To whit: with the exception of Midnight in Paris last year, Woody Allen hasn't made an exciting movie in a long time. Scorsese used to make exciting movies but they have become less so over time (Goodfellas? Exciting! Hugo? Uh....). Robert Altman is sadly dead. Spike Jonze and David Russell make very few films. I still get excited whenever Quentin Tarantino makes a movie but he seems only to make one every five or six years. And don't get me started on Cameron Crowe and James L. Brooks: Say Anything ..., Almost Famous, Terms of Endearment and Broadcast News are some of my favorites ever. But their most recent movies have been unwatchable. It's like watching great athletes who used to win every competition come in last. 

TV, however, has been an autre histoire. 

In the last ten years there have been some TV shows that have gotten me crazy excited: The Sopranos, Six Feet Under, Rescue Me, The Wire, True Blood, Lost, 30 Rock, The Office, Breaking Bad, Boardwalk Empire, Downton Abbey, Portlandia, Modern Family and lots of others -- really great shows with complex characters, interesting stories, brilliant film making, and amazing production values. And right now I salivate (well, almost) over Game of Thrones and Mad Men. The fact that they're on back to back on the same nights has sent me into geeky heaven. (Heck, even Saturday Night Live is funny again for the first time in 20 years.) 

I'm stunned at the quality of these shows and amazed at how much I'd rather stay at home and watch them (on TV or Netflix) instead of schlepping to the movies and plunk down ten bucks -- only to sit next to or behind douches who talk during the movie or have their cell phones go off. Increasingly, not only are the movies bad but the movie going experience has gotten expensive and annoying.

Plus, snobs who used to ignore TV seem to be ignoring the movies these days. 

Wolcott writes: "Even in cine-mad Manhattan, where the admonitory ghost of Susan Sontag haunts theaters by night, the new movie that everybody’s talking about is being talked about by a shrinking number of everybodies. It’s seldom the presiding topic of cocktail chat and intellectual quarrel, as it was when critic Pauline Kael led the wagon train. (Her successors at The New Yorker, David Denby and Anthony Lane, might as well be tinkling the piano in the hotel lobby for all the commotion they create.)" He also makes the point that it's pretty sad when a cliched, plodding movie like Bridesmaids is acclaimed as one of the best comedies of the year. 

I couldn't even get through it. It just wasn't that funny. 

Wolcott also says Reese Witherspoon is an example of what has happened not only to movies but movie stars: she used to give great performances in fun or excellent movies like Legally Blonde and Walk the Line. Now she's stuck in drivel like This Means War. When was the last time Tom Cruise had a good movie? He used to have one every year. Now everyone talks about Mad Men's Jon Hamm and Tom Cruise is better known for his weird Scientology worship these days. 
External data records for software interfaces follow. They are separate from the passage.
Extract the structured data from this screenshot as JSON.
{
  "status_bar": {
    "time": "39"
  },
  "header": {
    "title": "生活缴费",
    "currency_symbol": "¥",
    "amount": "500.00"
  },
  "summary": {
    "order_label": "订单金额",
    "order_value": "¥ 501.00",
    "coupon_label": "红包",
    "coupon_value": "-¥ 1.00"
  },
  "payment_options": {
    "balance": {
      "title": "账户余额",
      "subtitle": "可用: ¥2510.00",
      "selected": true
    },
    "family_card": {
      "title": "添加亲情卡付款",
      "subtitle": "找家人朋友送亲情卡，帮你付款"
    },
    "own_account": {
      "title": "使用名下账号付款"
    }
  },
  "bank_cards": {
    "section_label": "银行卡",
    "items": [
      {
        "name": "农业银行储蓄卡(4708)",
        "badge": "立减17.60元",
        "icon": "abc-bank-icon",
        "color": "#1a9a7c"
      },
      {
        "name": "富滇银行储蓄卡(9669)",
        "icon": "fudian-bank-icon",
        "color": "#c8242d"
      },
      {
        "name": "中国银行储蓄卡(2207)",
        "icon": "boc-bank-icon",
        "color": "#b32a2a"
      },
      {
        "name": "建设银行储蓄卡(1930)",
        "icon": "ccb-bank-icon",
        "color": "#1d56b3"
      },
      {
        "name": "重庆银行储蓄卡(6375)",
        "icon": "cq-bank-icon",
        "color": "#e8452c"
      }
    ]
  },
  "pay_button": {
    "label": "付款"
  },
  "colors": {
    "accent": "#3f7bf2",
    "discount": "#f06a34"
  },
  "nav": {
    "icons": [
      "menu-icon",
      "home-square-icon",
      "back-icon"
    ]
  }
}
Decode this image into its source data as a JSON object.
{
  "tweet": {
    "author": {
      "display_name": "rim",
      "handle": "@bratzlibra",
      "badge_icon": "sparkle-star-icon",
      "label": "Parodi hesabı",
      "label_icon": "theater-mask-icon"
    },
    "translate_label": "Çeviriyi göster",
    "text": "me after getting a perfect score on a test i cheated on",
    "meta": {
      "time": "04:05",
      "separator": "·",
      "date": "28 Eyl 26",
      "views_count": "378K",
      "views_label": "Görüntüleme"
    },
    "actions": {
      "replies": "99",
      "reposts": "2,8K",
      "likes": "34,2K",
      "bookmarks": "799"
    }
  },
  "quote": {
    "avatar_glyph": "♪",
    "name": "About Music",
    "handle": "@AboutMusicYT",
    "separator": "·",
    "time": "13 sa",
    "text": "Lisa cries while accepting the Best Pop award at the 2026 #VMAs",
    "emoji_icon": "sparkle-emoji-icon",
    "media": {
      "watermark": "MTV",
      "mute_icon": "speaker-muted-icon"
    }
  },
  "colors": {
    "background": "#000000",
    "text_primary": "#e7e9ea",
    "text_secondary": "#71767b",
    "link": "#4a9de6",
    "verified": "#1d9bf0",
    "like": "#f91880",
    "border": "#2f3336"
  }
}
Wolcott even asks a great rhetorical question: "Does anyone think The Artist is better than Mad Men?"

Hear hear. 

We really do seem to be living in a golden age of TV and a dark ages of movies. Maybe this will change. But probably not for a while. Movies must respond to the demands of moviegoers -- who are increasingly kids and dopes who care more about spectacle than story. Meanwhile, as TV has gotten more niche driven and cable has found a business model to thrive, there are more outlets for original, daring stuff. Ultimately, like everything, it comes down to money: if the studios can only make money with big noisy junk and TV can make money producing quality -- guess what? That's what you're gonna see!

I'm a culture geek and I want movies and TV to be equally good and compelling. Hopefully, some day, a business model will emerge where great movies can be produced again. But as of now, the David of the small screen has conquered the Goliath of the big screen.  

No comments:

Post a Comment

Please keep it civil, intelligent, and expletive-free. Otherwise, opine away.